### TASK PROMPT
All of the entries below need to be repeated exactly.

### DATASET CONTENT
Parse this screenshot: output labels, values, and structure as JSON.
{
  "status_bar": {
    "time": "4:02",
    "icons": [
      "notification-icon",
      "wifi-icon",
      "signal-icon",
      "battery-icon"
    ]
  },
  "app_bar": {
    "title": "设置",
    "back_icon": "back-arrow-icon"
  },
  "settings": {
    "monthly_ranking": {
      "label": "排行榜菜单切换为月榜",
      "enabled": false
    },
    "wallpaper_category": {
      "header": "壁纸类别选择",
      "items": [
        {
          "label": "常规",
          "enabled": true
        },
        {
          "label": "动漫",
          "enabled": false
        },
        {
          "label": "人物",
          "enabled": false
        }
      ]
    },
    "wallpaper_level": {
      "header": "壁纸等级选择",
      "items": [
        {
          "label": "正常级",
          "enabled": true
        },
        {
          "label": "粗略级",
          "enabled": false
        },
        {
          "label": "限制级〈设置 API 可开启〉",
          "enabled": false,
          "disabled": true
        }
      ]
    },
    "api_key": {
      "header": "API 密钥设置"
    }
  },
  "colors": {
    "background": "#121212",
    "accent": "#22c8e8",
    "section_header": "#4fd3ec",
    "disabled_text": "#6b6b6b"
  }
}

### ANSWER SPACE
Parse this screenshot: output labels, values, and structure as JSON.
{
  "status_bar": {
    "time": "4:02",
    "icons": [
      "notification-icon",
      "wifi-icon",
      "signal-icon",
      "battery-icon"
    ]
  },
  "app_bar": {
    "title": "设置",
    "back_icon": "back-arrow-icon"
  },
  "settings": {
    "monthly_ranking": {
      "label": "排行榜菜单切换为月榜",
      "enabled": false
    },
    "wallpaper_category": {
      "header": "壁纸类别选择",
      "items": [
        {
          "label": "常规",
          "enabled": true
        },
        {
          "label": "动漫",
          "enabled": false
        },
        {
          "label": "人物",
          "enabled": false
        }
      ]
    },
    "wallpaper_level": {
      "header": "壁纸等级选择",
      "items": [
        {
          "label": "正常级",
          "enabled": true
        },
        {
          "label": "粗略级",
          "enabled": false
        },
        {
          "label": "限制级〈设置 API 可开启〉",
          "enabled": false,
          "disabled": true
        }
      ]
    },
    "api_key": {
      "header": "API 密钥设置"
    }
  },
  "colors": {
    "background": "#121212",
    "accent": "#22c8e8",
    "section_header": "#4fd3ec",
    "disabled_text": "#6b6b6b"
  }
}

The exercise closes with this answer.